* **ACTIVITY**
A faithful retyping of every entry below is wanted, with images left out.

╭─ RECORDS SUPPLIED

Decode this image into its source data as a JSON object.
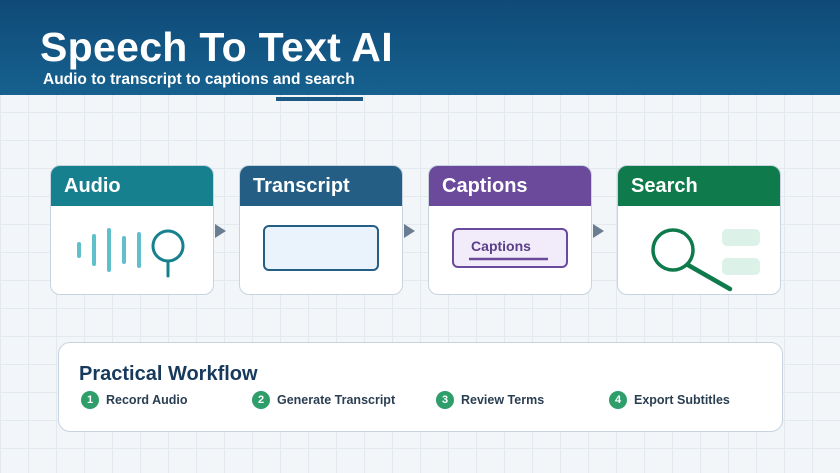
{
  "header": {
    "title": "Speech To Text AI",
    "subtitle": "Audio to transcript to captions and search"
  },
  "stages": [
    {
      "label": "Audio",
      "color": "#17808f",
      "icon": "waveform-magnifier-icon"
    },
    {
      "label": "Transcript",
      "color": "#245e85",
      "icon": "text-box-icon"
    },
    {
      "label": "Captions",
      "color": "#6b4a9c",
      "icon": "caption-box-icon",
      "caption_text": "Captions"
    },
    {
      "label": "Search",
      "color": "#0f7a4b",
      "icon": "search-icon"
    }
  ],
  "workflow": {
    "title": "Practical Workflow",
    "steps": [
      {
        "num": "1",
        "label": "Record Audio"
      },
      {
        "num": "2",
        "label": "Generate Transcript"
      },
      {
        "num": "3",
        "label": "Review Terms"
      },
      {
        "num": "4",
        "label": "Export Subtitles"
      }
    ]
  }
}
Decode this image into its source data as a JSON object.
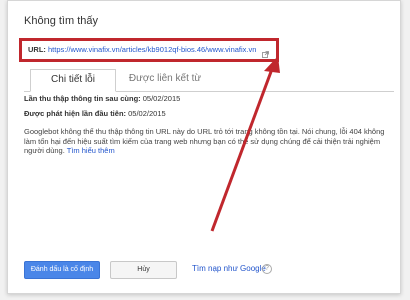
{
  "dialog": {
    "title": "Không tìm thấy",
    "url_label": "URL:",
    "url": "https://www.vinafix.vn/articles/kb9012qf-bios.46/www.vinafix.vn",
    "tabs": [
      {
        "label": "Chi tiết lỗi",
        "active": true
      },
      {
        "label": "Được liên kết từ",
        "active": false
      }
    ],
    "last_crawled_label": "Lần thu thập thông tin sau cùng:",
    "last_crawled_value": "05/02/2015",
    "first_detected_label": "Được phát hiện lần đầu tiên:",
    "first_detected_value": "05/02/2015",
    "description": "Googlebot không thể thu thập thông tin URL này do URL trỏ tới trang không tồn tại. Nói chung, lỗi 404 không làm tổn hại đến hiệu suất tìm kiếm của trang web nhưng bạn có thể sử dụng chúng để cải thiện trải nghiệm người dùng.",
    "learn_more": "Tìm hiểu thêm"
  },
  "footer": {
    "mark_fixed_label": "Đánh dấu là cố định",
    "cancel_label": "Hủy",
    "fetch_as_google_label": "Tìm nạp như Google",
    "help_glyph": "?"
  },
  "colors": {
    "highlight": "#c0272d",
    "primary": "#4a86e8",
    "link": "#2255cc"
  },
  "icons": [
    "external-link-icon",
    "help-icon",
    "annotation-arrow"
  ]
}
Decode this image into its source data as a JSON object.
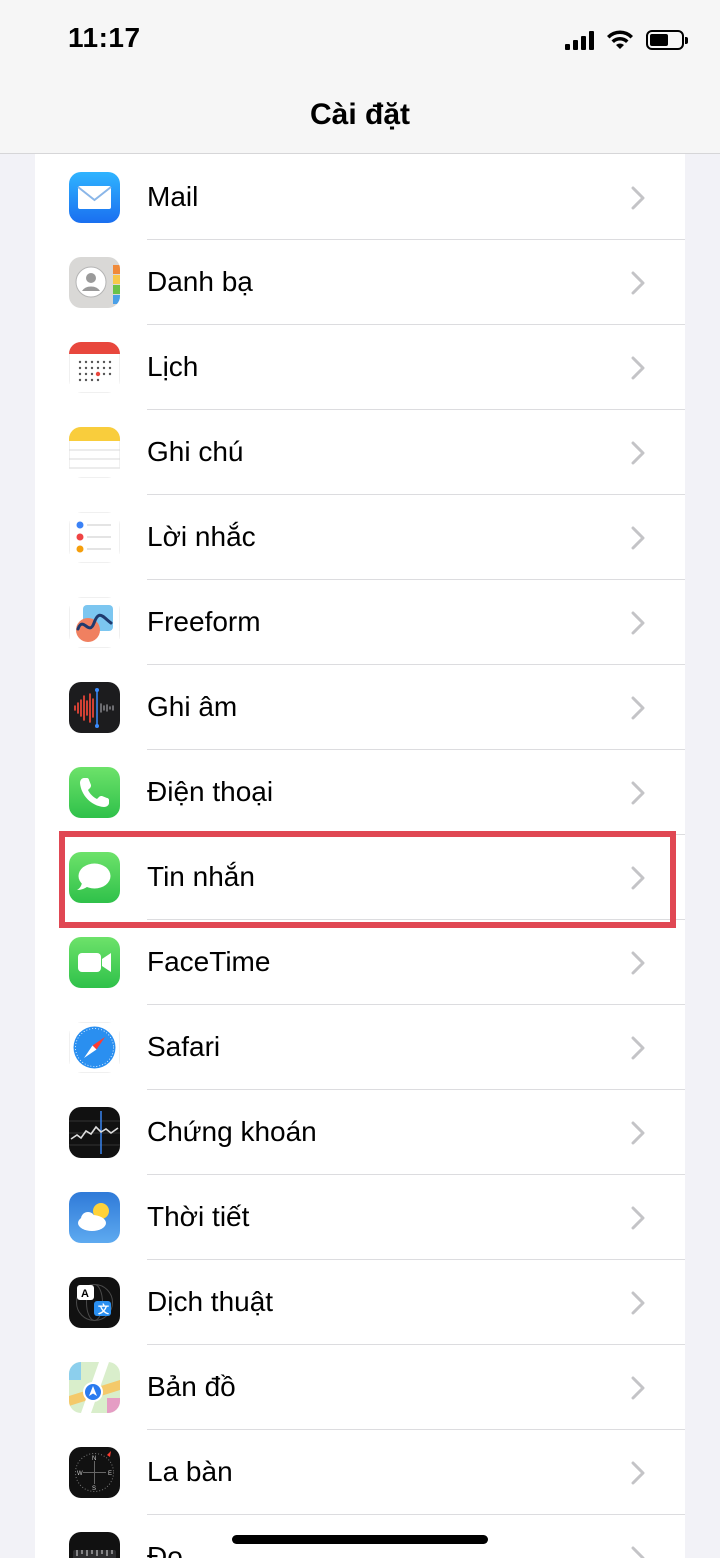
{
  "status_bar": {
    "time": "11:17"
  },
  "nav": {
    "title": "Cài đặt"
  },
  "items": [
    {
      "label": "Mail",
      "icon": "mail-icon"
    },
    {
      "label": "Danh bạ",
      "icon": "contacts-icon"
    },
    {
      "label": "Lịch",
      "icon": "calendar-icon"
    },
    {
      "label": "Ghi chú",
      "icon": "notes-icon"
    },
    {
      "label": "Lời nhắc",
      "icon": "reminders-icon"
    },
    {
      "label": "Freeform",
      "icon": "freeform-icon"
    },
    {
      "label": "Ghi âm",
      "icon": "voice-memos-icon"
    },
    {
      "label": "Điện thoại",
      "icon": "phone-icon"
    },
    {
      "label": "Tin nhắn",
      "icon": "messages-icon"
    },
    {
      "label": "FaceTime",
      "icon": "facetime-icon"
    },
    {
      "label": "Safari",
      "icon": "safari-icon"
    },
    {
      "label": "Chứng khoán",
      "icon": "stocks-icon"
    },
    {
      "label": "Thời tiết",
      "icon": "weather-icon"
    },
    {
      "label": "Dịch thuật",
      "icon": "translate-icon"
    },
    {
      "label": "Bản đồ",
      "icon": "maps-icon"
    },
    {
      "label": "La bàn",
      "icon": "compass-icon"
    },
    {
      "label": "Đo",
      "icon": "measure-icon"
    }
  ],
  "highlighted_item": "Tin nhắn",
  "colors": {
    "highlight": "#e04753",
    "background": "#f2f2f7"
  }
}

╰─

* **WRITTEN RESPONSE**
Decode this image into its source data as a JSON object.
{
  "header": {
    "title": "Speech To Text AI",
    "subtitle": "Audio to transcript to captions and search"
  },
  "stages": [
    {
      "label": "Audio",
      "color": "#17808f",
      "icon": "waveform-magnifier-icon"
    },
    {
      "label": "Transcript",
      "color": "#245e85",
      "icon": "text-box-icon"
    },
    {
      "label": "Captions",
      "color": "#6b4a9c",
      "icon": "caption-box-icon",
      "caption_text": "Captions"
    },
    {
      "label": "Search",
      "color": "#0f7a4b",
      "icon": "search-icon"
    }
  ],
  "workflow": {
    "title": "Practical Workflow",
    "steps": [
      {
        "num": "1",
        "label": "Record Audio"
      },
      {
        "num": "2",
        "label": "Generate Transcript"
      },
      {
        "num": "3",
        "label": "Review Terms"
      },
      {
        "num": "4",
        "label": "Export Subtitles"
      }
    ]
  }
}
Decode this image into its source data as a JSON object.
{
  "dialog": {
    "title": "Không tìm thấy",
    "url_label": "URL:",
    "url": "https://www.vinafix.vn/articles/kb9012qf-bios.46/www.vinafix.vn",
    "tabs": [
      {
        "label": "Chi tiết lỗi",
        "active": true
      },
      {
        "label": "Được liên kết từ",
        "active": false
      }
    ],
    "last_crawled_label": "Lần thu thập thông tin sau cùng:",
    "last_crawled_value": "05/02/2015",
    "first_detected_label": "Được phát hiện lần đầu tiên:",
    "first_detected_value": "05/02/2015",
    "description": "Googlebot không thể thu thập thông tin URL này do URL trỏ tới trang không tồn tại. Nói chung, lỗi 404 không làm tổn hại đến hiệu suất tìm kiếm của trang web nhưng bạn có thể sử dụng chúng để cải thiện trải nghiệm người dùng.",
    "learn_more": "Tìm hiểu thêm"
  },
  "footer": {
    "mark_fixed_label": "Đánh dấu là cố định",
    "cancel_label": "Hủy",
    "fetch_as_google_label": "Tìm nạp như Google",
    "help_glyph": "?"
  },
  "colors": {
    "highlight": "#c0272d",
    "primary": "#4a86e8",
    "link": "#2255cc"
  },
  "icons": [
    "external-link-icon",
    "help-icon",
    "annotation-arrow"
  ]
}
Decode this image into its source data as a JSON object.
{
  "status_bar": {
    "time": "11:17"
  },
  "nav": {
    "title": "Cài đặt"
  },
  "items": [
    {
      "label": "Mail",
      "icon": "mail-icon"
    },
    {
      "label": "Danh bạ",
      "icon": "contacts-icon"
    },
    {
      "label": "Lịch",
      "icon": "calendar-icon"
    },
    {
      "label": "Ghi chú",
      "icon": "notes-icon"
    },
    {
      "label": "Lời nhắc",
      "icon": "reminders-icon"
    },
    {
      "label": "Freeform",
      "icon": "freeform-icon"
    },
    {
      "label": "Ghi âm",
      "icon": "voice-memos-icon"
    },
    {
      "label": "Điện thoại",
      "icon": "phone-icon"
    },
    {
      "label": "Tin nhắn",
      "icon": "messages-icon"
    },
    {
      "label": "FaceTime",
      "icon": "facetime-icon"
    },
    {
      "label": "Safari",
      "icon": "safari-icon"
    },
    {
      "label": "Chứng khoán",
      "icon": "stocks-icon"
    },
    {
      "label": "Thời tiết",
      "icon": "weather-icon"
    },
    {
      "label": "Dịch thuật",
      "icon": "translate-icon"
    },
    {
      "label": "Bản đồ",
      "icon": "maps-icon"
    },
    {
      "label": "La bàn",
      "icon": "compass-icon"
    },
    {
      "label": "Đo",
      "icon": "measure-icon"
    }
  ],
  "highlighted_item": "Tin nhắn",
  "colors": {
    "highlight": "#e04753",
    "background": "#f2f2f7"
  }
}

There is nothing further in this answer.